We came across the article “OSHA Lessens reporting Obligation for Most Employers” by David Sparkman, published on www.ehstoday.com. This article covers the revised rules regarding employer electronic injury and illness record keeping. The new revision no longer mandates that employers electronically submit Forms 300 and 301. However, there are some exceptions to this rule. Employers with 250 or more employees or those with 20 to 249 employees in a high hazard industry must still electronically submit Form 300A each year.
According to the article, the main reason for this revision is for the protection of privacy. The old rule required employers to electronically publish 300 logs and 301 forms on the OSHA website. Although employee names and personal information was removed, employers argued that the reports could still easily give away personal information. They referenced the fact that reported details about the type of injury or illness, medical treatment, and mechanism of injury could result in the identification of the involved employee. It was also mentioned that the requirement for employer information to be reported served as a form of public shaming.
There are many groups on both sides of the issue who disapprove of the new rule. Certain unions benefitted from the publicly displayed data and will most likely challenge the new rule. The state of California is also concerned about OSHA getting rid of or lowering some requirements for the submission of injury and illness data. Cal/OSHA may go about implementing changes to protect the goals of data submission if they determine it to be necessary.
On the other side of the spectrum, some employers believe that the new rule has failed to make significant changes. For example, according to Eric J. Conn and Daniel C. Deacon of Conn Maciel Carey LLP, only a small number of workplaces ever needed to submit 300 and 301 level data. They point out that employers will still need to submit injury data, and for most of them, the type of data has not changed. Among other things, they would also like changes to be made to lower the number of employers burdened by the reporting rule.

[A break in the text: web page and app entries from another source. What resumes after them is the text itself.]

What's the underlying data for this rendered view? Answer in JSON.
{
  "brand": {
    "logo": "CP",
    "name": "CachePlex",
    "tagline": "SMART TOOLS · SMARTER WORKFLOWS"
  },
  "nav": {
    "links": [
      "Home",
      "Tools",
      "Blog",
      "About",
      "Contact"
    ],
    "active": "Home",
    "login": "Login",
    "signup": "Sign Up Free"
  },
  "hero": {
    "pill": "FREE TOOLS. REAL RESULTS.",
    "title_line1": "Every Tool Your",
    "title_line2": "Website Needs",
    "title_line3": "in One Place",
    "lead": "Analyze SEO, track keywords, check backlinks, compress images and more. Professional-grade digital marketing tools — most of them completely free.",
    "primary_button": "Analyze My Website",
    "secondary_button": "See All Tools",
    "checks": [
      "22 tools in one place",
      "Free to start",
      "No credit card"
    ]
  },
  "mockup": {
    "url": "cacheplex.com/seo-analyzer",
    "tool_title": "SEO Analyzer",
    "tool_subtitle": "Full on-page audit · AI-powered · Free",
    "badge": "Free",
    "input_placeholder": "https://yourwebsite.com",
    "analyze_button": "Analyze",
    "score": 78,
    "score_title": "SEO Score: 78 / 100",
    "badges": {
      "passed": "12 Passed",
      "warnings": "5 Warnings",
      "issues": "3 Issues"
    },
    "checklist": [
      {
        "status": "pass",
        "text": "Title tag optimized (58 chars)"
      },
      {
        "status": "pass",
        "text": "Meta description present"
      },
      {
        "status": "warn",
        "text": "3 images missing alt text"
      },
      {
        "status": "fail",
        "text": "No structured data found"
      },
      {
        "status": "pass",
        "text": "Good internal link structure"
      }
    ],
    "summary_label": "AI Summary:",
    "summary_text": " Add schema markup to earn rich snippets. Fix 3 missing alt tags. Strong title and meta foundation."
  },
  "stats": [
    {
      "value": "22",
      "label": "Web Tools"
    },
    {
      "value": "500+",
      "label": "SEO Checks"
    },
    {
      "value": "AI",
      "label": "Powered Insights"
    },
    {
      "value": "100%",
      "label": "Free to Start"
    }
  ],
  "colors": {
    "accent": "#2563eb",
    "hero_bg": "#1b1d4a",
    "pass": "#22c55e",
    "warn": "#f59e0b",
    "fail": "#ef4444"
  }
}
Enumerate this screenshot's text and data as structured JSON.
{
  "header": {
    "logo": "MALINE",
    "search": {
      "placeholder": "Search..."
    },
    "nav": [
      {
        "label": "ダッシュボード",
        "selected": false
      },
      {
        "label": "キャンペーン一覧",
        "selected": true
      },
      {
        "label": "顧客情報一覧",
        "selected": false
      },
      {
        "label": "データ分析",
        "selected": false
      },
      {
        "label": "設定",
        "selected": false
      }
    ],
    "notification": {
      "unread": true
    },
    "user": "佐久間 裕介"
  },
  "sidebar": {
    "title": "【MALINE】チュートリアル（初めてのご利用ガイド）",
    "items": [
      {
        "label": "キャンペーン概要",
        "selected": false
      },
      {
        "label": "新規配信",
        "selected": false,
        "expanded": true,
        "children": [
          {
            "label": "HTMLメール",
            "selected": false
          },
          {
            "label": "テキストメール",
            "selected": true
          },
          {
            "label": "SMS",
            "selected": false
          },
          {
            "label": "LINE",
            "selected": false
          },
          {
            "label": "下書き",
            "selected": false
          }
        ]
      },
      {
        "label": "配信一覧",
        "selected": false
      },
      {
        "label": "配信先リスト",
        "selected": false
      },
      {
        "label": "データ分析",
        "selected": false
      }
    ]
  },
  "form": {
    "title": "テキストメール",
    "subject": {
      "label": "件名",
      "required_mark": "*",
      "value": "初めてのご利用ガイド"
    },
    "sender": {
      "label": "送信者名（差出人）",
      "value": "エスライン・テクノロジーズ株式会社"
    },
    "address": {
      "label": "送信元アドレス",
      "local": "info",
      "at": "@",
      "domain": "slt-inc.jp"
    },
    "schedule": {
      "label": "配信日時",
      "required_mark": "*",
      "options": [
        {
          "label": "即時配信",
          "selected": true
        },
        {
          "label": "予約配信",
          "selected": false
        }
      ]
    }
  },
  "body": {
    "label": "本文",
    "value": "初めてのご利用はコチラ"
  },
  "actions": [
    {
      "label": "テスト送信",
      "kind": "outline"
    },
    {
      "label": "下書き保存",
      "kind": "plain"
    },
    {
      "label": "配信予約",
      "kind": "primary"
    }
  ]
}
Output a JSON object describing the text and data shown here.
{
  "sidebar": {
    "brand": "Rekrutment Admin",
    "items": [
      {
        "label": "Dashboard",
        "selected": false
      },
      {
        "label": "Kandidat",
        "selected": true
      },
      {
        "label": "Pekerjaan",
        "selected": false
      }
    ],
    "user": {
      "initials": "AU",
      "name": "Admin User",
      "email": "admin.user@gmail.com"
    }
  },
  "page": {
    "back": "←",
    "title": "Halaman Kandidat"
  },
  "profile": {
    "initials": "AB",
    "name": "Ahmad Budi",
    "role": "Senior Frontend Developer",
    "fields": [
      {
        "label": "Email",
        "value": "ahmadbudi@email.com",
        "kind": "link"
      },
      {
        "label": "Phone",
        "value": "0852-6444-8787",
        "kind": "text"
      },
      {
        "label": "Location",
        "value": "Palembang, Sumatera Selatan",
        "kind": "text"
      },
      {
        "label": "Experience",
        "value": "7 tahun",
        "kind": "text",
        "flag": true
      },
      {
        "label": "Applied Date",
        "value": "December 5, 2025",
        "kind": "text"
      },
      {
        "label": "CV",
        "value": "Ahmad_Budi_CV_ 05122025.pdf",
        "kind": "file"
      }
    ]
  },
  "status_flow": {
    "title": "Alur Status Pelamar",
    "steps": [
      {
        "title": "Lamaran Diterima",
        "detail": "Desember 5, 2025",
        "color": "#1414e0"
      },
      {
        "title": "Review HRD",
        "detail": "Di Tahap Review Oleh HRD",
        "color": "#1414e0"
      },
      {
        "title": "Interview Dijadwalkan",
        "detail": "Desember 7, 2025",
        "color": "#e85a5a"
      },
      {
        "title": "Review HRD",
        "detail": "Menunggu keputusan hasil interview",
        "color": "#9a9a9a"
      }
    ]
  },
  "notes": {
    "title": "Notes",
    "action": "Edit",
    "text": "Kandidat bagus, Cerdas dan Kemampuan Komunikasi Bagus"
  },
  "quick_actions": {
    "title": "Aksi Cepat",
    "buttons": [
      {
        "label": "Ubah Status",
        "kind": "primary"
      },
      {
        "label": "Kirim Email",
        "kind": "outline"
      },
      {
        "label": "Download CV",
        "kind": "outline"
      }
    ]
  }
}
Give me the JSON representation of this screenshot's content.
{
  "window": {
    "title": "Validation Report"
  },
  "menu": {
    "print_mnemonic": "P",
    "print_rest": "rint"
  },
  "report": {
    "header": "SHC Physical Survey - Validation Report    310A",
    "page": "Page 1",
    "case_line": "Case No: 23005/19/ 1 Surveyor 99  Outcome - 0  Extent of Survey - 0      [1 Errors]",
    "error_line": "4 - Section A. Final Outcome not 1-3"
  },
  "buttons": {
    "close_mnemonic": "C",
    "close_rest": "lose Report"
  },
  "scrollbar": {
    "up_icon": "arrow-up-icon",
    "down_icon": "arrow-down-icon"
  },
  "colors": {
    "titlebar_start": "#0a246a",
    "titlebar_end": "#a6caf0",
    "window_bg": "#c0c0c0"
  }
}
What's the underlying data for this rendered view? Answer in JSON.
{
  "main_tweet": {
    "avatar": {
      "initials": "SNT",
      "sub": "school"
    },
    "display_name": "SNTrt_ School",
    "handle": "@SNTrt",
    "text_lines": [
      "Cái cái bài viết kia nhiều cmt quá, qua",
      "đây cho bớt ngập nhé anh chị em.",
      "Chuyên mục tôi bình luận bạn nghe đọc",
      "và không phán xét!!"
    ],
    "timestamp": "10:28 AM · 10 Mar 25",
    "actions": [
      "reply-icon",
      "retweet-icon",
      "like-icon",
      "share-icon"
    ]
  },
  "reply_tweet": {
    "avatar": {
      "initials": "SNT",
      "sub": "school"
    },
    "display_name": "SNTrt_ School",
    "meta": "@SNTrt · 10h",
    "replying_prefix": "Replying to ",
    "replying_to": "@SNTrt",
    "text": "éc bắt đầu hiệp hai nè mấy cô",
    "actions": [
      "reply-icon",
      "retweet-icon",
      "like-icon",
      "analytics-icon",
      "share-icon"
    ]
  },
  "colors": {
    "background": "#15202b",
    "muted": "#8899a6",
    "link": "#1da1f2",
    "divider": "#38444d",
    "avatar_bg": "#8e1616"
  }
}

Regardless of your stance, it is important to familiarize yourself with the new rule.